Task directions:
Extract the entries in their exact form.

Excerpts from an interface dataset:
▽
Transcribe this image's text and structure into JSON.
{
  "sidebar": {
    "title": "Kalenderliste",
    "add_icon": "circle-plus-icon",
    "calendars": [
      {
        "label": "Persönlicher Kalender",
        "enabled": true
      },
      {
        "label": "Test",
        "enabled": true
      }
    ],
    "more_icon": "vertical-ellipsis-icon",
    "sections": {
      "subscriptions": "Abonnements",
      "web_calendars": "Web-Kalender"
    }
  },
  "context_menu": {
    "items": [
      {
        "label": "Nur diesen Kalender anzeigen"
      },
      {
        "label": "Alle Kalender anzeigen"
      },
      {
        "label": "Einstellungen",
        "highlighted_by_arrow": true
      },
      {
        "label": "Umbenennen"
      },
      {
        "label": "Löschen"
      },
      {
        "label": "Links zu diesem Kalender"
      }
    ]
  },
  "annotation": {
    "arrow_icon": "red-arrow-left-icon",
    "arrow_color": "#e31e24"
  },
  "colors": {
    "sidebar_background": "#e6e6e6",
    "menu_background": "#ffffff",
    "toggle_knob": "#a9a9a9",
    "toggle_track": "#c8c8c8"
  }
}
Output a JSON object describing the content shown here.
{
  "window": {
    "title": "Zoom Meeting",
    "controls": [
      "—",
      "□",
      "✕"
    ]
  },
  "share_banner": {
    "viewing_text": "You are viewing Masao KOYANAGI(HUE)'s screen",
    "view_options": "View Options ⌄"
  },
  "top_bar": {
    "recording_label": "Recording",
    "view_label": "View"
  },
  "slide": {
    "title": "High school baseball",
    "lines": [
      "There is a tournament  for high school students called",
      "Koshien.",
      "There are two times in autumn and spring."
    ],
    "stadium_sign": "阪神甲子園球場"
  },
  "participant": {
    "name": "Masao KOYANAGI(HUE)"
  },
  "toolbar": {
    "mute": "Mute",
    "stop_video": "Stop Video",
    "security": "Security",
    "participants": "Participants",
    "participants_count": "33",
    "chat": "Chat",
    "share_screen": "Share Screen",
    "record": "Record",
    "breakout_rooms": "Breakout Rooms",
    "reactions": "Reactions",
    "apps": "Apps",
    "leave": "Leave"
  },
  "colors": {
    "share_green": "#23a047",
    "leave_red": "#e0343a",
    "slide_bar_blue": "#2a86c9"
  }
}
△
The completed task:
Transcribe this image's text and structure into JSON.
{
  "sidebar": {
    "title": "Kalenderliste",
    "add_icon": "circle-plus-icon",
    "calendars": [
      {
        "label": "Persönlicher Kalender",
        "enabled": true
      },
      {
        "label": "Test",
        "enabled": true
      }
    ],
    "more_icon": "vertical-ellipsis-icon",
    "sections": {
      "subscriptions": "Abonnements",
      "web_calendars": "Web-Kalender"
    }
  },
  "context_menu": {
    "items": [
      {
        "label": "Nur diesen Kalender anzeigen"
      },
      {
        "label": "Alle Kalender anzeigen"
      },
      {
        "label": "Einstellungen",
        "highlighted_by_arrow": true
      },
      {
        "label": "Umbenennen"
      },
      {
        "label": "Löschen"
      },
      {
        "label": "Links zu diesem Kalender"
      }
    ]
  },
  "annotation": {
    "arrow_icon": "red-arrow-left-icon",
    "arrow_color": "#e31e24"
  },
  "colors": {
    "sidebar_background": "#e6e6e6",
    "menu_background": "#ffffff",
    "toggle_knob": "#a9a9a9",
    "toggle_track": "#c8c8c8"
  }
}
Output a JSON object describing the content shown here.
{
  "window": {
    "title": "Zoom Meeting",
    "controls": [
      "—",
      "□",
      "✕"
    ]
  },
  "share_banner": {
    "viewing_text": "You are viewing Masao KOYANAGI(HUE)'s screen",
    "view_options": "View Options ⌄"
  },
  "top_bar": {
    "recording_label": "Recording",
    "view_label": "View"
  },
  "slide": {
    "title": "High school baseball",
    "lines": [
      "There is a tournament  for high school students called",
      "Koshien.",
      "There are two times in autumn and spring."
    ],
    "stadium_sign": "阪神甲子園球場"
  },
  "participant": {
    "name": "Masao KOYANAGI(HUE)"
  },
  "toolbar": {
    "mute": "Mute",
    "stop_video": "Stop Video",
    "security": "Security",
    "participants": "Participants",
    "participants_count": "33",
    "chat": "Chat",
    "share_screen": "Share Screen",
    "record": "Record",
    "breakout_rooms": "Breakout Rooms",
    "reactions": "Reactions",
    "apps": "Apps",
    "leave": "Leave"
  },
  "colors": {
    "share_green": "#23a047",
    "leave_red": "#e0343a",
    "slide_bar_blue": "#2a86c9"
  }
}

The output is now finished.